Participants of the African American Publishing Consultation included

Bunch said, “Working with authors of color at IVP has been one of my greatest joys. I have had an opportunity to learn from authors such as Dr. Brenda Salter McNeil, Paul Tokunaga, Alex Gee, Manuel Ortiz, Ed Gilbreath, Juanita Rasmus, Marlena Graves, Sheila Wise Rowe, and many others through multiple writing projects. I have also learned from our publishing consultations with people of color as we’ve brought in current and potential authors for a two-way conversation about serving communities of color. In these contexts it has been an extraordinary gift just to be able to listen in to the needs and struggles of writers of color. The journey is ongoing and I am eager to continue to grow our publishing program to serve BIPOC authors and readers.” 

In October of 2020, IVP launched the Every Voice Now (EVN) initiative, which was set up to contribute to IVP’s commitment to authors of color. EVN features a sizable fund underwritten jointly by InterVarsity Christian Fellowship and IVP for the purpose of supporting the development, marketing, and sales of books by authors of color as well as aiding in the recruitment of diverse staff and the deepening of the organization’s cultural competency.

In addition to the fund, the initiative launched or underwrote several podcasts featuring voices of color: The Every Voice Now Podcast, hosted by IVP’s Maila Kim and Helen Lee and IVP author Ed Gilbreath (Reconciliation BluesBirmingham Revolution); The Disrupters, hosted by IVP authors Esau McCaulley and Nancy Wang Yuen; and Get in The Word with Truth’s Table, featuring IVP author Christina Barland Edmondson and Ekemini Uwan as hosts.

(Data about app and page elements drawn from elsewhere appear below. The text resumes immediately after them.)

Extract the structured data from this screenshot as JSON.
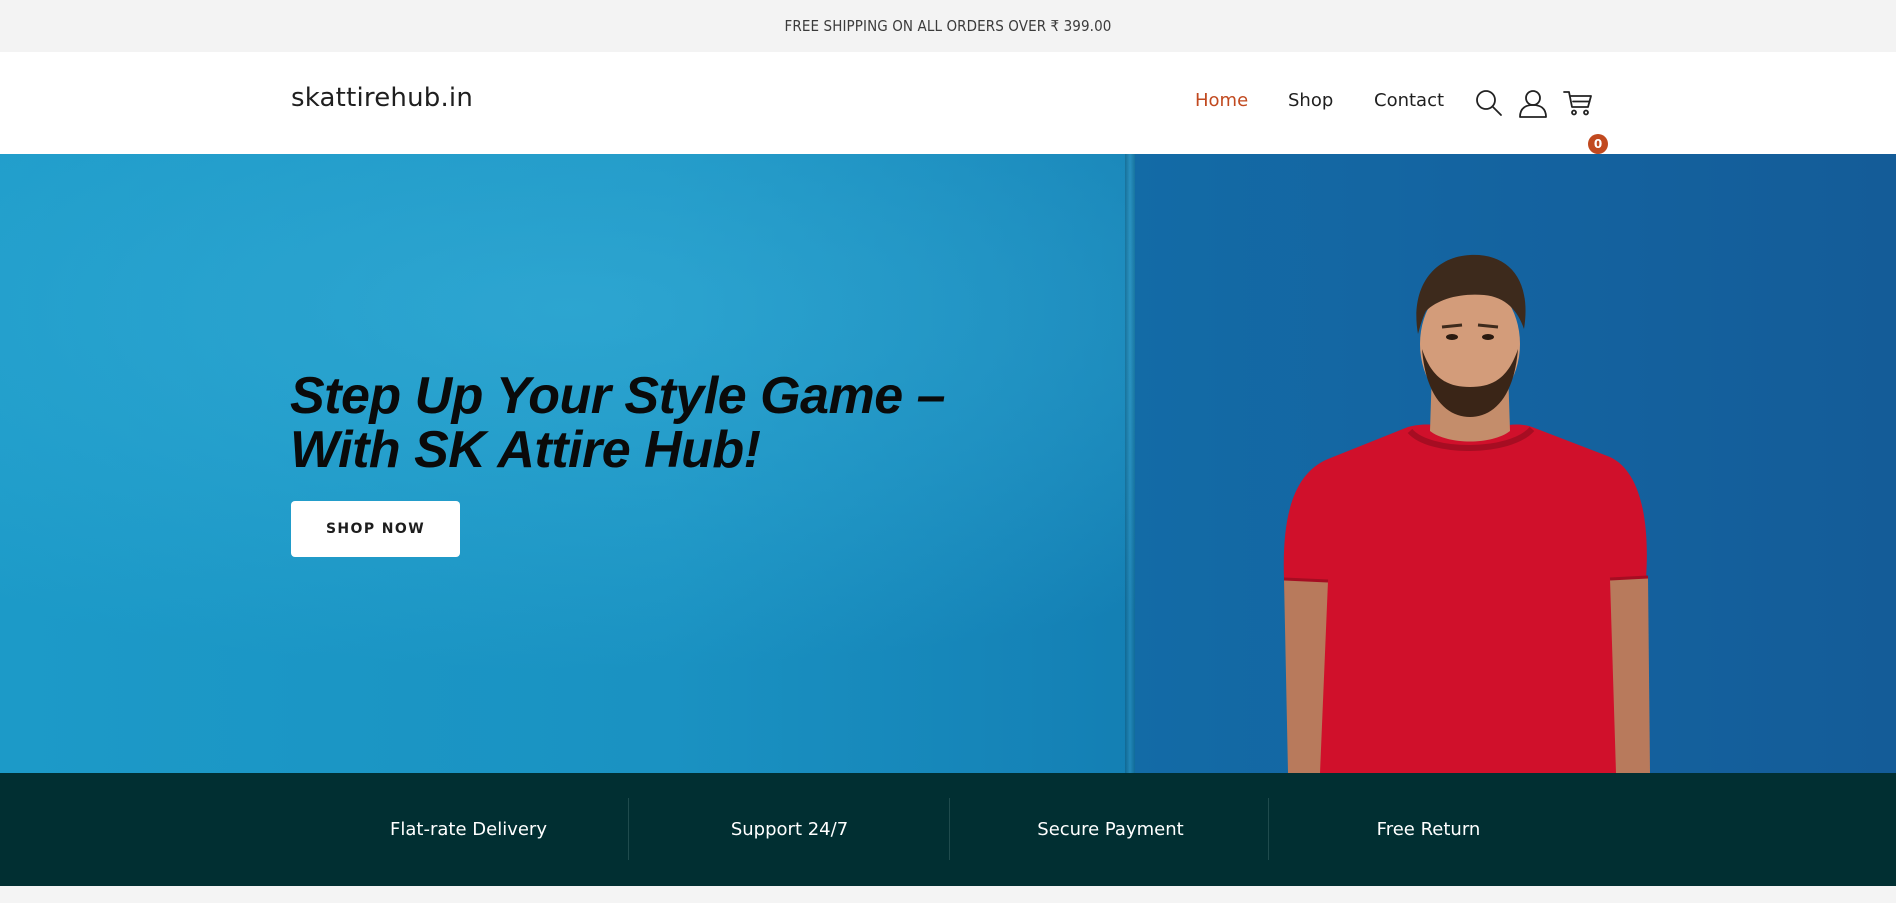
{
  "announcement": {
    "text": "FREE SHIPPING ON ALL ORDERS OVER ₹ 399.00"
  },
  "header": {
    "logo": "skattirehub.in",
    "nav": [
      {
        "label": "Home",
        "active": true
      },
      {
        "label": "Shop",
        "active": false
      },
      {
        "label": "Contact",
        "active": false
      }
    ],
    "icons": [
      "search-icon",
      "user-icon",
      "cart-icon"
    ],
    "cart_count": "0"
  },
  "hero": {
    "title_line1": "Step Up Your Style Game –",
    "title_line2": "With SK Attire Hub!",
    "button": "SHOP NOW"
  },
  "features": [
    {
      "label": "Flat-rate Delivery"
    },
    {
      "label": "Support 24/7"
    },
    {
      "label": "Secure Payment"
    },
    {
      "label": "Free Return"
    }
  ],
  "colors": {
    "accent": "#c1491f",
    "features_bg": "#012f32",
    "hero_blue": "#1a92c2",
    "shirt_red": "#d0102b"
  }
}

“At IVP, we’ve established a legacy of supporting voices of color and creating pathways to showcase Black experiences, education, and excellence,” said Helen Lee, IVP’s director of product innovation. “The Every Voice Now initiative and our recent podcasts are complementing our core business of book publishing as ways to help us meet the needs of a changing population both demographically and with regard to reading habits. In these ways, we hope to connect with audiences that want to not just read Black authors but also hear Black voices each and every day.”

Contact: Krista Clayton | 630.734.4013 |